"Spare" explores Harry's grief over the death of his mother in 1997, and his long-simmering resentment at his role as the royal "spare," overshadowed by the "heir" — older brother William. He recounts arguments and a physical altercation with William, reveals how he lost his virginity and describes using cocaine and cannabis.
He also says he killed 25 Taliban fighters while serving as an Apache helicopter pilot in Afghanistan — drawing criticism from both the Taliban and British military veterans.
The allegations about Camilla are particularly sensitive because of her role in the acrimonious breakdown of Charles' marriage to the late Princess Diana, William and Harry's mother.
Diana once described Camilla, who carried out a long-term affair with Charles, as the third person in their marriage. While many members of the public initially shunned Camilla, she has won fans by taking on a wide range of charitable activities and has been credited with helping Charles appear less stuffy and more in tune with modern Britain.
Writing about his father's 2005 wedding to Camilla, Harry says: "I had complex feelings about gaining a stepparent who, I believed, had recently sacrificed me on her personal PR altar." Still, he says he wanted his father to be happy. "In a funny way I even wanted Camilla to be happy. Maybe she'd be less dangerous if she was happy?"
"Spare" is the latest in a string of public pronouncements by Harry and Meghan since they quit royal life and moved to California in 2020, citing what they saw as the media's racist treatment of Meghan and a lack of support from the palace.

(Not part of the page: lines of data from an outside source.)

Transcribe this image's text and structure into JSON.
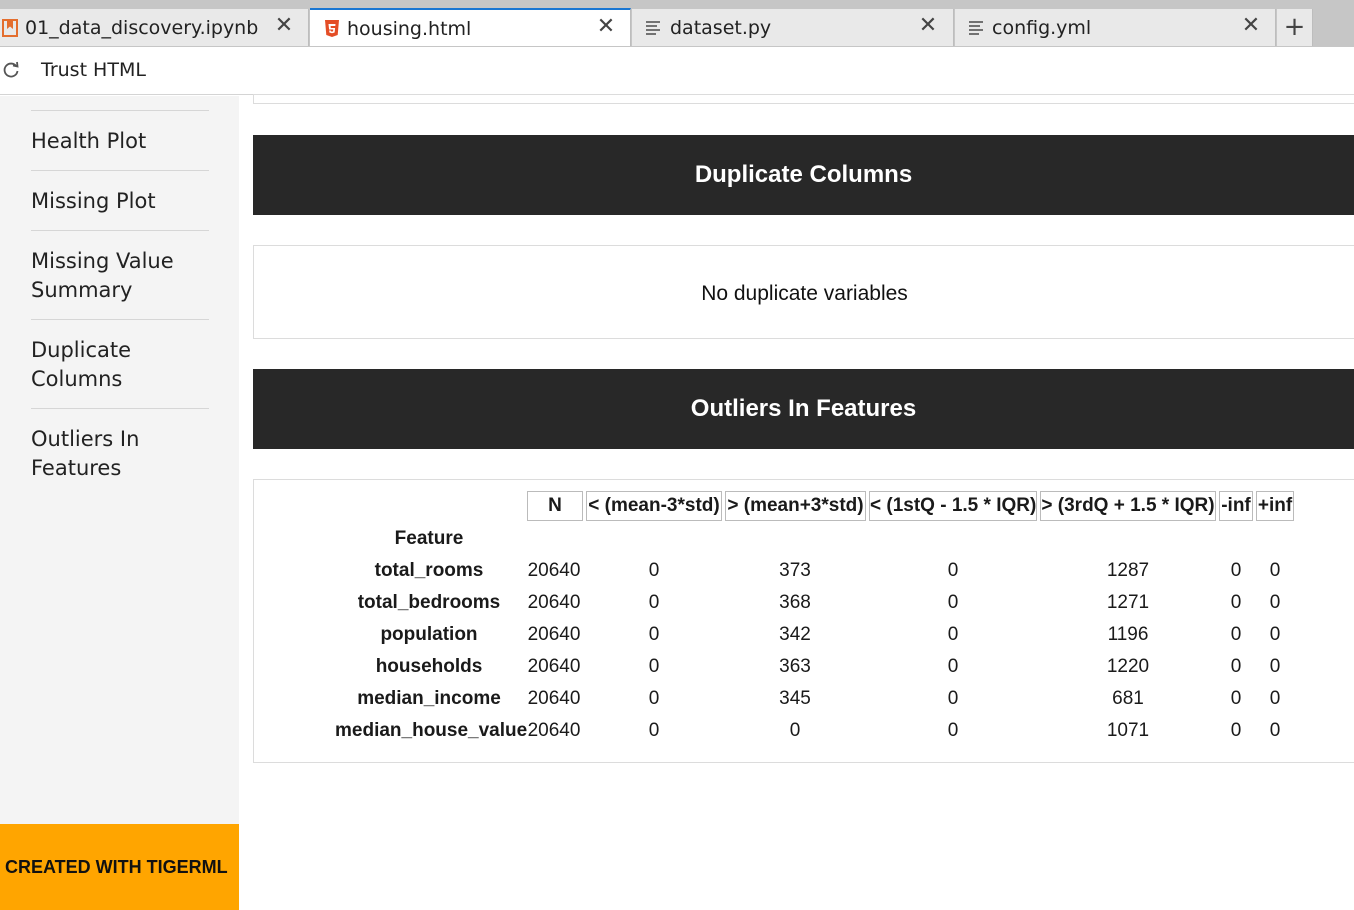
{
  "tabs": [
    {
      "label": "01_data_discovery.ipynb",
      "icon": "notebook-icon",
      "active": false
    },
    {
      "label": "housing.html",
      "icon": "html5-icon",
      "active": true
    },
    {
      "label": "dataset.py",
      "icon": "file-text-icon",
      "active": false
    },
    {
      "label": "config.yml",
      "icon": "file-text-icon",
      "active": false
    }
  ],
  "toolbar": {
    "trust_label": "Trust HTML"
  },
  "sidebar": {
    "items": [
      {
        "label": "Health Plot"
      },
      {
        "label": "Missing Plot"
      },
      {
        "label": "Missing Value Summary"
      },
      {
        "label": "Duplicate Columns"
      },
      {
        "label": "Outliers In Features"
      }
    ],
    "footer": "CREATED WITH TIGERML"
  },
  "sections": {
    "duplicate_title": "Duplicate Columns",
    "duplicate_message": "No duplicate variables",
    "outliers_title": "Outliers In Features"
  },
  "table": {
    "index_header": "Feature",
    "columns": [
      "N",
      "< (mean-3*std)",
      "> (mean+3*std)",
      "< (1stQ - 1.5 * IQR)",
      "> (3rdQ + 1.5 * IQR)",
      "-inf",
      "+inf"
    ],
    "rows": [
      {
        "feature": "total_rooms",
        "values": [
          "20640",
          "0",
          "373",
          "0",
          "1287",
          "0",
          "0"
        ]
      },
      {
        "feature": "total_bedrooms",
        "values": [
          "20640",
          "0",
          "368",
          "0",
          "1271",
          "0",
          "0"
        ]
      },
      {
        "feature": "population",
        "values": [
          "20640",
          "0",
          "342",
          "0",
          "1196",
          "0",
          "0"
        ]
      },
      {
        "feature": "households",
        "values": [
          "20640",
          "0",
          "363",
          "0",
          "1220",
          "0",
          "0"
        ]
      },
      {
        "feature": "median_income",
        "values": [
          "20640",
          "0",
          "345",
          "0",
          "681",
          "0",
          "0"
        ]
      },
      {
        "feature": "median_house_value",
        "values": [
          "20640",
          "0",
          "0",
          "0",
          "1071",
          "0",
          "0"
        ]
      }
    ]
  },
  "colors": {
    "accent": "#1976d2",
    "header_bg": "#282828",
    "badge_bg": "#ffa500",
    "sidebar_bg": "#f4f4f4"
  }
}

It follows the interview with Winfrey and a six-part Netflix series released last month.
In the ghostwritten memoir, Harry, 38, describes the couple's acrimonious split from the royal family after their request for a part-time royal role was rejected.
The television interviews are certain to pile more pressure on the royal family. Harry is also appearing on "The Late Show with Stephen Colbert."
Royal officials haven't commented on any of the allegations, though allies have pushed back on the claims, largely anonymously.
Harry has defended the memoir describing it as his effort to "own my story" after years of "spin and distortion" by others. In the "60 Minutes" interview, Harry denied his book was intended to hurt his family.
Omid Scobie, co-author of "Finding Freedom," a book on the Duke and Duchess of Sussex, said Harry is offering the look behind the palace walls that the public has always wanted.
"Of course, that does come with some downsides for those who have been part of his journey," Scobie told the BBC. "We heard some sort of really startling confessions and stories about members of the royal family, particularly when it comes to Camilla and her relationship with the press.''
While Harry said he hadn't spoken with his father or brother in a while, he hopes to find peace with them. But he told ITV that the "the ball is in their court."
"They've shown absolutely no willingness to reconcile," he said.
While the saga is damaging to the royal family, it may not be as harmful as people might think and will give the global audience a forum to discuss difficult issues like misogyny and racism, said Boston University professor Arianne Chernock, an expert in modern British history.
But she was cautious about doomsayers suggesting the monarchy itself was in trouble. The institution has endured more than 1,000 years after all.
"This is a central component of the history of the royal family,'' she said. "Scandal is the norm not the exception.''
Associated Press Writers Jill Lawless and Kwiyeon Ha contributed.